I never met Adam Watson, but we corresponded by email a few years ago after he brought out a new book – a collection of reminiscences entitled It’s A Fine Day For The Hill – Hills, Folk and Wildlife, 1935-62. As I said in this slot at the time, reading about his adventures as a young man was something of a humbling experience, not just because of the ambition and scale of some of his ski touring exploits, but also because of the comparatively primitive tools that were available to him.
At the time his book came out, I was going through a phase of trying (and failing) to whittle down the amount of stuff I took into the hills, so I enjoyed very much reading his account of a 30-mile ski tour from Gaick to Luibeg in April 1951, and in particular a footnote on the equipment he brought with him. In addition to “wooden ex-army skis with steel edges which weighed 20lb the pair... ski sticks of heavy bamboo and a heavy rucksack with a metal frame” his kit included “spare pairs of trousers, socks and gloves, sleeping bag and groundsheet, primus stove, pans, kettle, spare paraffin, meta fuel, matches, food for three days, mug, plate, fork, knife and spoon, hunting knife, camera, binoculars, notebook and diary, sun-cream, one-inch to the mile map, and a heavy ex-army prismatic compass.” Frankly, it was a miracle he was able to ski three miles, let alone 30.
Although I was primarily interested in Watson’s skiing adventures, they only make up one section of the book. There are also accounts of his visits to Iceland and Scandinavia, some colourful reminiscences from his schooldays in Turriff and tall tales from his time as a student at Aberdeen University, not to mention stories concerning four key friends and mentors: Seton Gordon, Bob Scott, Tom Patey and Tom Weir.
It’s the chapters on ski touring that have really stayed with me though, not just because of the distances he covered or the speeds at which he sometimes covered them (four hours from Aviemore to Luibeg through the Lairig Ghru is pretty good going) but because of his wonderful descriptions of what he saw along the way. A writer who hasn’t spent much time in the mountains in winter might describe them as “snow-capped;” Watson wrote of “rocky walls plastered in green ice below huge cornices from which tufts of drifting snow raced into the blue sky”.

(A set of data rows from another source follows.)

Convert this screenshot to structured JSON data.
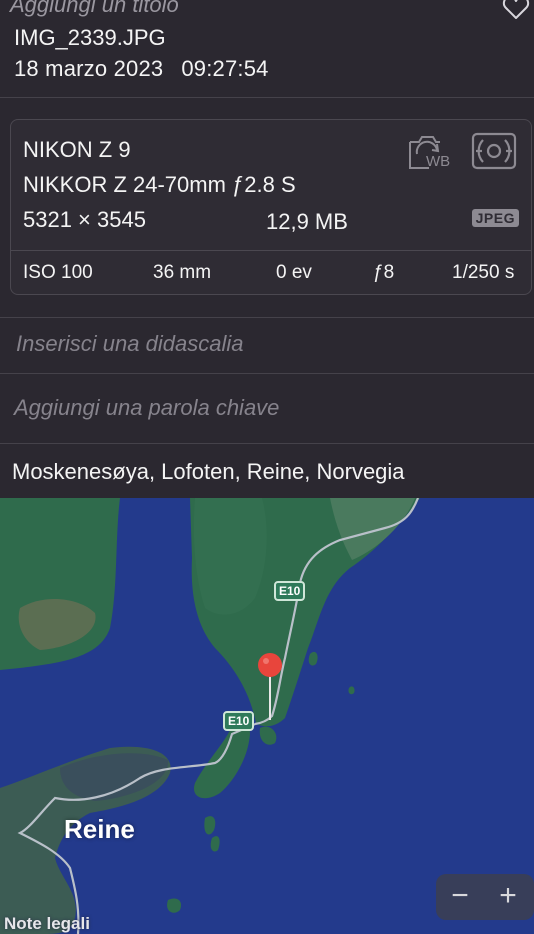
{
  "header": {
    "title_placeholder": "Aggiungi un titolo",
    "filename": "IMG_2339.JPG",
    "date": "18 marzo 2023",
    "time": "09:27:54",
    "favorite_icon": "heart-icon"
  },
  "info": {
    "camera": "NIKON Z 9",
    "lens": "NIKKOR Z 24-70mm ƒ2.8 S",
    "dimensions": "5321 × 3545",
    "file_size": "12,9 MB",
    "format_badge": "JPEG",
    "icons": [
      "white-balance-icon",
      "metering-icon"
    ],
    "exif": {
      "iso": "ISO 100",
      "focal_length": "36 mm",
      "exposure": "0 ev",
      "aperture": "ƒ8",
      "shutter": "1/250 s"
    }
  },
  "caption_placeholder": "Inserisci una didascalia",
  "keyword_placeholder": "Aggiungi una parola chiave",
  "location": "Moskenesøya, Lofoten, Reine, Norvegia",
  "map": {
    "place_label": "Reine",
    "road_label_1": "E10",
    "road_label_2": "E10",
    "legal_label": "Note legali",
    "zoom_out": "−",
    "zoom_in": "+",
    "colors": {
      "water": "#233a8c",
      "land": "#2f6b4c",
      "pin": "#e8453c"
    }
  }
}
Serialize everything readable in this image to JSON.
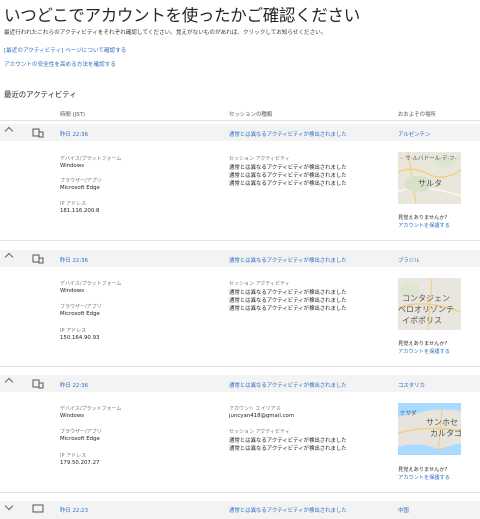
{
  "header": {
    "title": "いつどこでアカウントを使ったかご確認ください",
    "intro": "最近行われたこれらのアクティビティをそれぞれ確認してください。覚えがないものがあれば、クリックしてお知らせください。"
  },
  "links": {
    "recent_activity_page": "[最近のアクティビティ] ページについて確認する",
    "security_tips": "アカウントの安全性を高める方法を確認する"
  },
  "recent": {
    "heading": "最近のアクティビティ",
    "columns": {
      "time": "時間 (JST)",
      "session": "セッションの種類",
      "location": "おおよその場所"
    }
  },
  "labels": {
    "device": "デバイス/プラットフォーム",
    "browser": "ブラウザー/アプリ",
    "ip": "IP アドレス",
    "session_activity": "セッション アクティビティ",
    "alias": "アカウント エイリアス",
    "not_recognized": "見覚えありませんか?",
    "protect": "アカウントを保護する"
  },
  "activities": [
    {
      "time": "昨日 22:36",
      "session": "通常とは異なるアクティビティが検出されました",
      "location": "アルゼンチン",
      "device": "Windows",
      "browser": "Microsoft Edge",
      "ip": "181.116.200.8",
      "activity_lines": [
        "通常とは異なるアクティビティが検出されました",
        "通常とは異なるアクティビティが検出されました",
        "通常とは異なるアクティビティが検出されました"
      ],
      "map_labels": [
        "サルタ"
      ]
    },
    {
      "time": "昨日 22:36",
      "session": "通常とは異なるアクティビティが検出されました",
      "location": "ブラジル",
      "device": "Windows",
      "browser": "Microsoft Edge",
      "ip": "150.164.90.93",
      "activity_lines": [
        "通常とは異なるアクティビティが検出されました",
        "通常とは異なるアクティビティが検出されました",
        "通常とは異なるアクティビティが検出されました"
      ],
      "map_labels": [
        "コンタジェン",
        "ベロオリゾンテ",
        "イポポリス"
      ]
    },
    {
      "time": "昨日 22:36",
      "session": "通常とは異なるアクティビティが検出されました",
      "location": "コスタリカ",
      "device": "Windows",
      "browser": "Microsoft Edge",
      "ip": "179.50.207.27",
      "alias": "juncyan418@gmail.com",
      "activity_lines": [
        "通常とは異なるアクティビティが検出されました",
        "通常とは異なるアクティビティが検出されました"
      ],
      "map_labels": [
        "サンホセ",
        "カルタゴ"
      ]
    },
    {
      "time": "昨日 22:23",
      "session": "通常とは異なるアクティビティが検出されました",
      "location": "中国"
    }
  ]
}
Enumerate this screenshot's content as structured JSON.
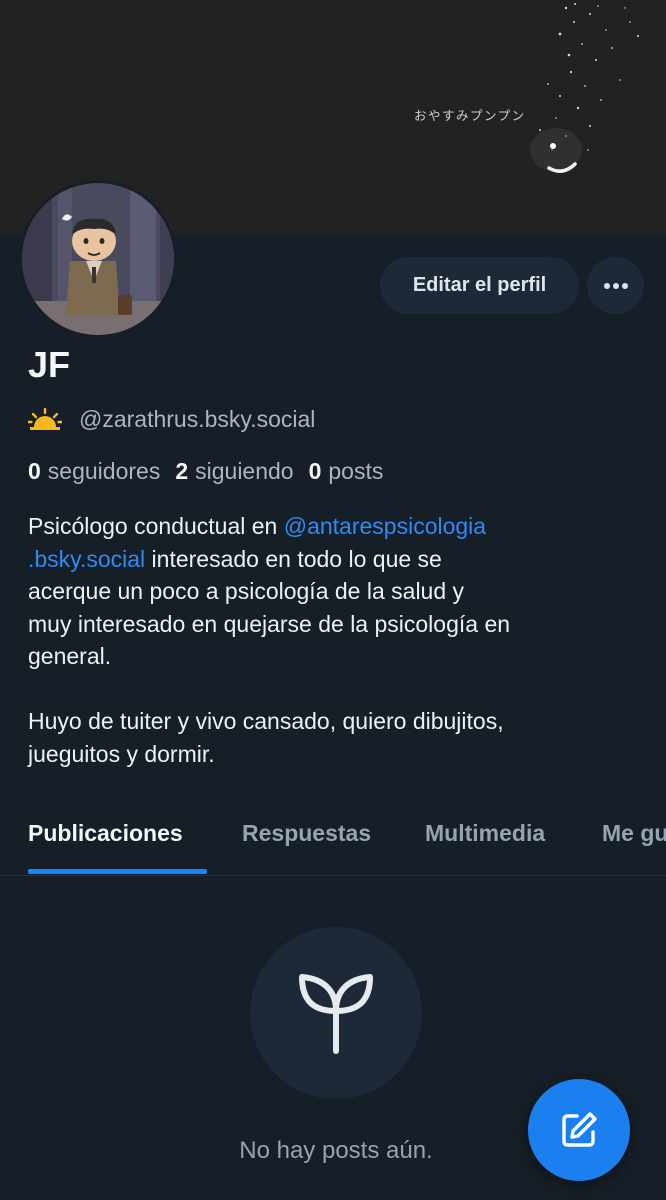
{
  "banner": {
    "caption": "おやすみプンプン"
  },
  "profile": {
    "display_name": "JF",
    "handle": "@zarathrus.bsky.social",
    "handle_icon": "sunrise-icon",
    "followers_count": "0",
    "followers_label": "seguidores",
    "following_count": "2",
    "following_label": "siguiendo",
    "posts_count": "0",
    "posts_label": "posts"
  },
  "actions": {
    "edit_profile": "Editar el perfil",
    "more_icon": "more-horizontal-icon"
  },
  "bio": {
    "line1_text": "Psicólogo conductual en ",
    "line1_mention": "@antarespsicologia",
    "line2_mention": ".bsky.social",
    "line2_text": " interesado en todo lo que se",
    "line3": "acerque un poco a psicología de la salud y",
    "line4": "muy interesado en quejarse de la psicología en",
    "line5": "general.",
    "line6": "Huyo de tuiter y vivo cansado, quiero dibujitos,",
    "line7": "jueguitos y dormir."
  },
  "tabs": [
    {
      "label": "Publicaciones",
      "active": true
    },
    {
      "label": "Respuestas",
      "active": false
    },
    {
      "label": "Multimedia",
      "active": false
    },
    {
      "label": "Me gusta",
      "active": false
    }
  ],
  "empty_state": {
    "icon": "seedling-icon",
    "message": "No hay posts aún."
  },
  "fab": {
    "icon": "compose-icon"
  },
  "colors": {
    "background": "#161e27",
    "accent": "#1a85ff",
    "mention": "#2f8bf3",
    "button_bg": "#1e2937",
    "muted_text": "#aab6c3"
  }
}
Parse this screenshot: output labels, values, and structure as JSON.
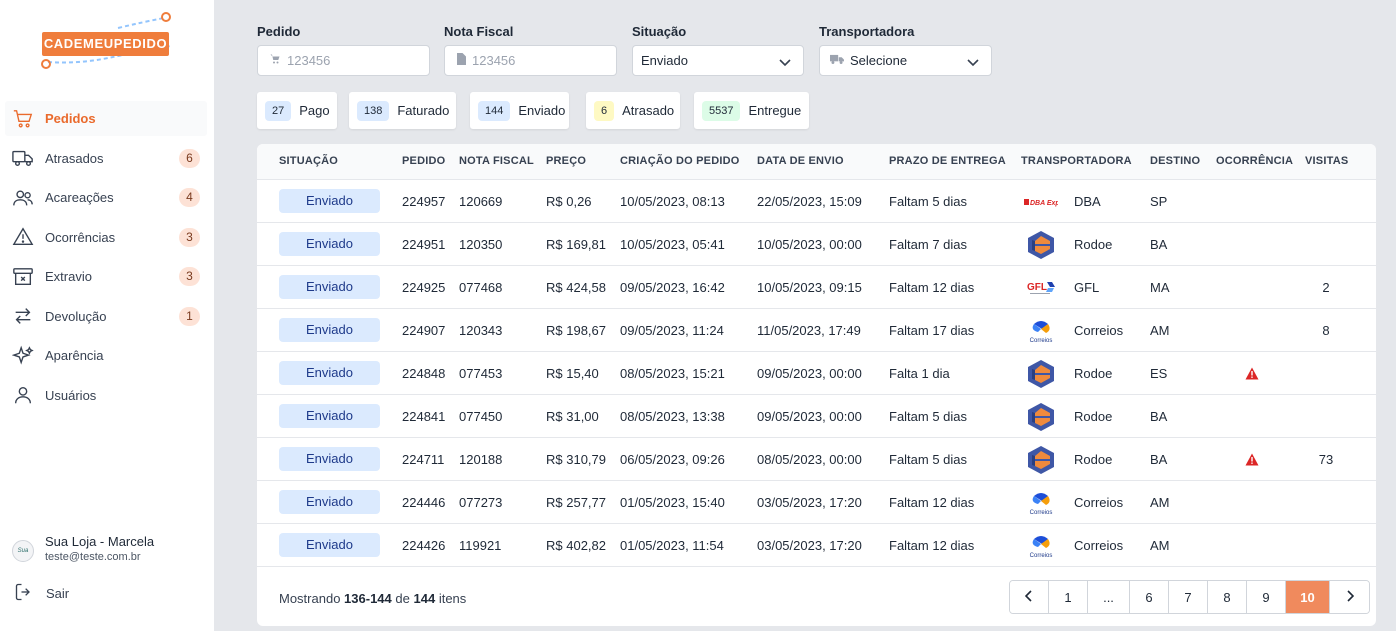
{
  "brand": {
    "logo_text": "CADEMEUPEDIDO",
    "accent": "#ef7d3c"
  },
  "sidebar": {
    "items": [
      {
        "label": "Pedidos",
        "icon": "cart-icon",
        "badge": "",
        "active": true
      },
      {
        "label": "Atrasados",
        "icon": "truck-icon",
        "badge": "6"
      },
      {
        "label": "Acareações",
        "icon": "users-icon",
        "badge": "4"
      },
      {
        "label": "Ocorrências",
        "icon": "alert-triangle-icon",
        "badge": "3"
      },
      {
        "label": "Extravio",
        "icon": "archive-x-icon",
        "badge": "3"
      },
      {
        "label": "Devolução",
        "icon": "arrows-swap-icon",
        "badge": "1"
      },
      {
        "label": "Aparência",
        "icon": "sparkles-icon",
        "badge": ""
      },
      {
        "label": "Usuários",
        "icon": "user-icon",
        "badge": ""
      }
    ],
    "user": {
      "name": "Sua Loja - Marcela",
      "email": "teste@teste.com.br",
      "avatar_text": "Sua Loja"
    },
    "logout_label": "Sair"
  },
  "filters": {
    "pedido": {
      "label": "Pedido",
      "placeholder": "123456"
    },
    "nota_fiscal": {
      "label": "Nota Fiscal",
      "placeholder": "123456"
    },
    "situacao": {
      "label": "Situação",
      "value": "Enviado"
    },
    "transportadora": {
      "label": "Transportadora",
      "value": "Selecione"
    }
  },
  "chips": [
    {
      "count": "27",
      "label": "Pago",
      "color": "#dbeafe"
    },
    {
      "count": "138",
      "label": "Faturado",
      "color": "#dbeafe"
    },
    {
      "count": "144",
      "label": "Enviado",
      "color": "#dbeafe"
    },
    {
      "count": "6",
      "label": "Atrasado",
      "color": "#fef9c3"
    },
    {
      "count": "5537",
      "label": "Entregue",
      "color": "#dcfce7"
    }
  ],
  "table": {
    "headers": [
      "SITUAÇÃO",
      "PEDIDO",
      "NOTA FISCAL",
      "PREÇO",
      "CRIAÇÃO DO PEDIDO",
      "DATA DE ENVIO",
      "PRAZO DE ENTREGA",
      "TRANSPORTADORA",
      "DESTINO",
      "OCORRÊNCIA",
      "VISITAS"
    ],
    "rows": [
      {
        "status": "Enviado",
        "pedido": "224957",
        "nf": "120669",
        "preco": "R$ 0,26",
        "criacao": "10/05/2023, 08:13",
        "envio": "22/05/2023, 15:09",
        "prazo": "Faltam 5 dias",
        "carrier": "DBA",
        "carrier_logo": "dba",
        "destino": "SP",
        "ocorrencia": false,
        "visitas": ""
      },
      {
        "status": "Enviado",
        "pedido": "224951",
        "nf": "120350",
        "preco": "R$ 169,81",
        "criacao": "10/05/2023, 05:41",
        "envio": "10/05/2023, 00:00",
        "prazo": "Faltam 7 dias",
        "carrier": "Rodoe",
        "carrier_logo": "rodoe",
        "destino": "BA",
        "ocorrencia": false,
        "visitas": ""
      },
      {
        "status": "Enviado",
        "pedido": "224925",
        "nf": "077468",
        "preco": "R$ 424,58",
        "criacao": "09/05/2023, 16:42",
        "envio": "10/05/2023, 09:15",
        "prazo": "Faltam 12 dias",
        "carrier": "GFL",
        "carrier_logo": "gfl",
        "destino": "MA",
        "ocorrencia": false,
        "visitas": "2"
      },
      {
        "status": "Enviado",
        "pedido": "224907",
        "nf": "120343",
        "preco": "R$ 198,67",
        "criacao": "09/05/2023, 11:24",
        "envio": "11/05/2023, 17:49",
        "prazo": "Faltam 17 dias",
        "carrier": "Correios",
        "carrier_logo": "correios",
        "destino": "AM",
        "ocorrencia": false,
        "visitas": "8"
      },
      {
        "status": "Enviado",
        "pedido": "224848",
        "nf": "077453",
        "preco": "R$ 15,40",
        "criacao": "08/05/2023, 15:21",
        "envio": "09/05/2023, 00:00",
        "prazo": "Falta 1 dia",
        "carrier": "Rodoe",
        "carrier_logo": "rodoe",
        "destino": "ES",
        "ocorrencia": true,
        "visitas": ""
      },
      {
        "status": "Enviado",
        "pedido": "224841",
        "nf": "077450",
        "preco": "R$ 31,00",
        "criacao": "08/05/2023, 13:38",
        "envio": "09/05/2023, 00:00",
        "prazo": "Faltam 5 dias",
        "carrier": "Rodoe",
        "carrier_logo": "rodoe",
        "destino": "BA",
        "ocorrencia": false,
        "visitas": ""
      },
      {
        "status": "Enviado",
        "pedido": "224711",
        "nf": "120188",
        "preco": "R$ 310,79",
        "criacao": "06/05/2023, 09:26",
        "envio": "08/05/2023, 00:00",
        "prazo": "Faltam 5 dias",
        "carrier": "Rodoe",
        "carrier_logo": "rodoe",
        "destino": "BA",
        "ocorrencia": true,
        "visitas": "73"
      },
      {
        "status": "Enviado",
        "pedido": "224446",
        "nf": "077273",
        "preco": "R$ 257,77",
        "criacao": "01/05/2023, 15:40",
        "envio": "03/05/2023, 17:20",
        "prazo": "Faltam 12 dias",
        "carrier": "Correios",
        "carrier_logo": "correios",
        "destino": "AM",
        "ocorrencia": false,
        "visitas": ""
      },
      {
        "status": "Enviado",
        "pedido": "224426",
        "nf": "119921",
        "preco": "R$ 402,82",
        "criacao": "01/05/2023, 11:54",
        "envio": "03/05/2023, 17:20",
        "prazo": "Faltam 12 dias",
        "carrier": "Correios",
        "carrier_logo": "correios",
        "destino": "AM",
        "ocorrencia": false,
        "visitas": ""
      }
    ]
  },
  "footer": {
    "prefix": "Mostrando",
    "range": "136-144",
    "middle": "de",
    "total": "144",
    "suffix": "itens"
  },
  "pagination": {
    "pages": [
      "1",
      "...",
      "6",
      "7",
      "8",
      "9",
      "10"
    ],
    "current": "10"
  }
}
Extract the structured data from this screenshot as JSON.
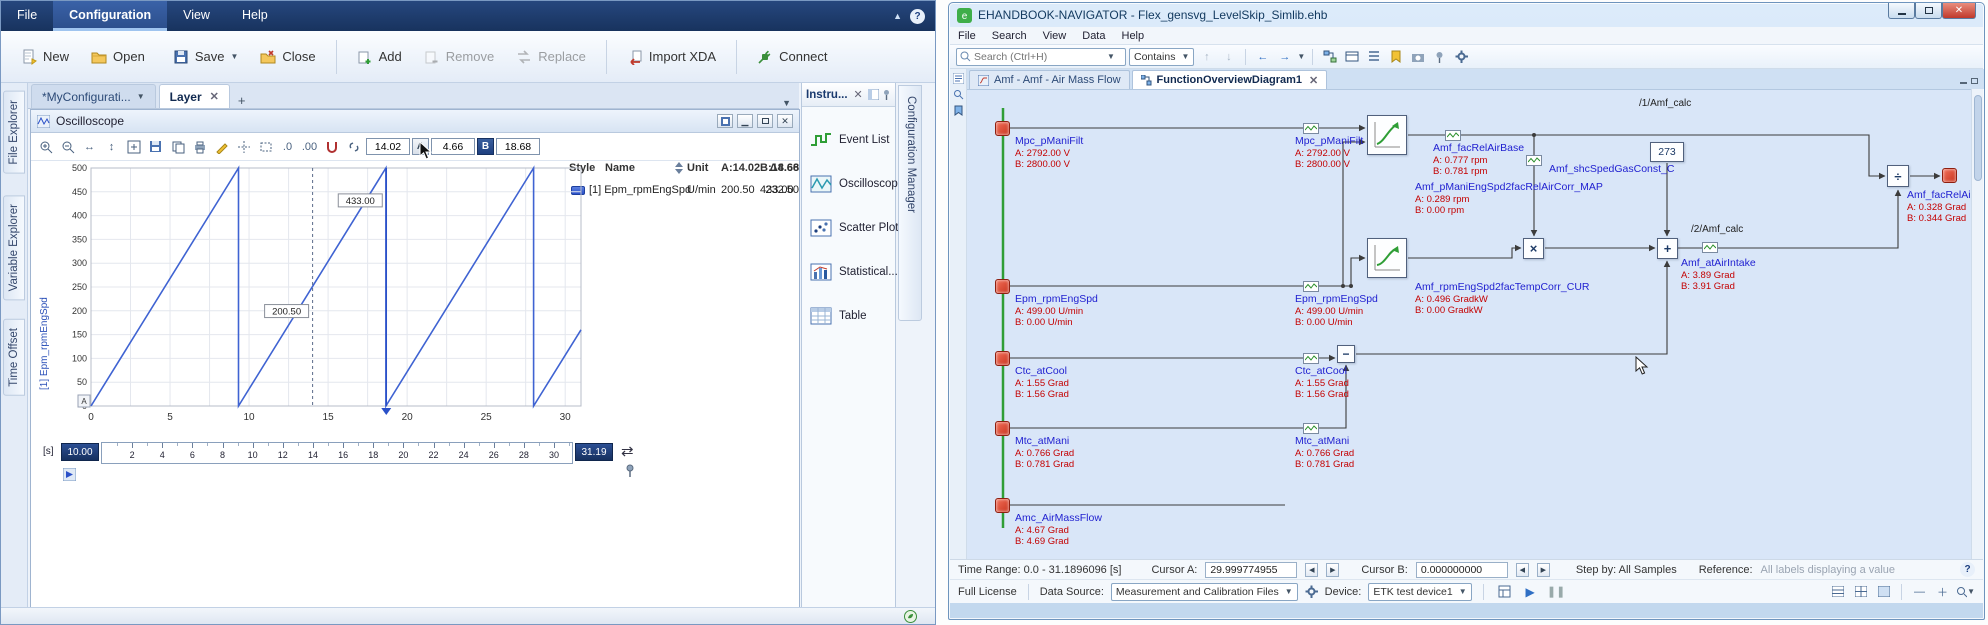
{
  "left_app": {
    "menu": {
      "file": "File",
      "configuration": "Configuration",
      "view": "View",
      "help": "Help"
    },
    "toolbar": {
      "new": "New",
      "open": "Open",
      "save": "Save",
      "close": "Close",
      "add": "Add",
      "remove": "Remove",
      "replace": "Replace",
      "import_xda": "Import XDA",
      "connect": "Connect"
    },
    "side_tabs": {
      "file_explorer": "File Explorer",
      "variable_explorer": "Variable Explorer",
      "time_offset": "Time Offset"
    },
    "doc_tabs": {
      "config": "*MyConfigurati...",
      "layer": "Layer"
    },
    "right_tab": "Configuration Manager",
    "instruments": {
      "tab": "Instru...",
      "event_list": "Event List",
      "oscilloscope": "Oscilloscope",
      "scatter_plot": "Scatter Plot",
      "statistical": "Statistical...",
      "table": "Table"
    },
    "osc": {
      "title": "Oscilloscope",
      "precision0": ".0",
      "precision00": ".00",
      "cursor_a": "14.02",
      "badge_a": "A",
      "delta": "4.66",
      "badge_b": "B",
      "cursor_b": "18.68"
    },
    "table": {
      "h_style": "Style",
      "h_name": "Name",
      "h_unit": "Unit",
      "h_a": "A:14.02",
      "h_b": "B:18.68",
      "h_delta": "Δ4.66",
      "row_name": "[1] Epm_rpmEngSpd",
      "row_unit": "U/min",
      "row_a": "200.50",
      "row_b": "433.00",
      "row_delta": "232.50"
    },
    "slider": {
      "unit": "[s]",
      "start": "10.00",
      "end": "31.19"
    }
  },
  "chart_data": {
    "type": "line",
    "title": "Oscilloscope",
    "ylabel": "[1] Epm_rpmEngSpd",
    "xlabel": "[s]",
    "xlim": [
      0,
      31
    ],
    "ylim": [
      0,
      500
    ],
    "x_ticks": [
      0,
      5,
      10,
      15,
      20,
      25,
      30
    ],
    "y_ticks": [
      0,
      50,
      100,
      150,
      200,
      250,
      300,
      350,
      400,
      450,
      500
    ],
    "slider_ticks": [
      2,
      4,
      6,
      8,
      10,
      12,
      14,
      16,
      18,
      20,
      22,
      24,
      26,
      28,
      30
    ],
    "slider_range": [
      0,
      31.19
    ],
    "grid": true,
    "series": [
      {
        "name": "[1] Epm_rpmEngSpd",
        "unit": "U/min",
        "color": "#3f63d2",
        "points": [
          [
            0,
            0
          ],
          [
            9.33,
            500
          ],
          [
            9.33,
            0
          ],
          [
            18.66,
            500
          ],
          [
            18.66,
            0
          ],
          [
            28,
            500
          ],
          [
            28,
            0
          ],
          [
            31,
            160
          ]
        ]
      }
    ],
    "cursors": {
      "a_x": 14.02,
      "a_value": 200.5,
      "b_x": 18.68,
      "b_value": 433.0,
      "delta_x": 4.66,
      "corner_label": "A"
    }
  },
  "right_app": {
    "title": "EHANDBOOK-NAVIGATOR - Flex_gensvg_LevelSkip_Simlib.ehb",
    "menu": {
      "file": "File",
      "search": "Search",
      "view": "View",
      "data": "Data",
      "help": "Help"
    },
    "search_placeholder": "Search (Ctrl+H)",
    "contains": "Contains",
    "tabs": {
      "tab1": "Amf - Amf - Air Mass Flow",
      "tab2": "FunctionOverviewDiagram1"
    },
    "diagram": {
      "calc1": "/1/Amf_calc",
      "calc2": "/2/Amf_calc",
      "const273": "273",
      "op_mul": "×",
      "op_add": "+",
      "op_sub": "−",
      "op_div": "÷",
      "mpc": {
        "name": "Mpc_pManiFilt",
        "a": "A: 2792.00 V",
        "b": "B: 2800.00 V"
      },
      "epm": {
        "name": "Epm_rpmEngSpd",
        "a": "A: 499.00 U/min",
        "b": "B: 0.00 U/min"
      },
      "ctc": {
        "name": "Ctc_atCool",
        "a": "A: 1.55 Grad",
        "b": "B: 1.56 Grad"
      },
      "mtc": {
        "name": "Mtc_atMani",
        "a": "A: 0.766 Grad",
        "b": "B: 0.781 Grad"
      },
      "amc": {
        "name": "Amc_AirMassFlow",
        "a": "A: 4.67 Grad",
        "b": "B: 4.69 Grad"
      },
      "map": {
        "name": "Amf_pManiEngSpd2facRelAirCorr_MAP",
        "a": "A: 0.289 rpm",
        "b": "B: 0.00 rpm"
      },
      "cur": {
        "name": "Amf_rpmEngSpd2facTempCorr_CUR",
        "a": "A: 0.496 GradkW",
        "b": "B: 0.00 GradkW"
      },
      "base": {
        "name": "Amf_facRelAirBase",
        "a": "A: 0.777 rpm",
        "b": "B: 0.781 rpm"
      },
      "shc": {
        "name": "Amf_shcSpedGasConst_C"
      },
      "intake": {
        "name": "Amf_atAirIntake",
        "a": "A: 3.89 Grad",
        "b": "B: 3.91 Grad"
      },
      "out": {
        "name": "Amf_facRelAir",
        "a": "A: 0.328 Grad",
        "b": "B: 0.344 Grad"
      }
    },
    "status": {
      "time_range": "Time Range: 0.0 - 31.1896096 [s]",
      "cursor_a_label": "Cursor A:",
      "cursor_a_value": "29.999774955",
      "cursor_b_label": "Cursor B:",
      "cursor_b_value": "0.000000000",
      "step_by": "Step by: All Samples",
      "reference_label": "Reference:",
      "reference_value": "All labels displaying a value"
    },
    "bottom": {
      "license": "Full License",
      "data_source_label": "Data Source:",
      "data_source": "Measurement and Calibration Files",
      "device_label": "Device:",
      "device": "ETK test device1"
    }
  }
}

Watson will be remembered primarily for his scientific achievements and rightly so. However, it would be a shame if, as the years roll by, his literary legacy were to be allowed to slip from view. The edition I have of It’s A Fine Day For The Hill was published by Paragon of Rothersthorpe which, as far as I can make out, is a self-publishing business, and it seems that many of his later books were too, from A Zoologist on Baffin Island, 1953 and Some Days From a Hill Diary to Hill Birds in the North-East Highlands and Essays on Lone Trips, Mountain-craft and Other Hill Topics.
To republish all of these books in new editions with, proper, scholarly introductions would be a major undertaking, but surely some enterprising Scottish publishing house could at least put together a book of selected essays. Based on the little of his work that I’ve already read, I would predict brisk sales – perhaps even a runaway bestseller, as a whole new generation of mountain folk are able to enjoy his precise, evocative descriptions, his understated sense of humour and his intimate, irreplaceable knowledge of the Cairngorms.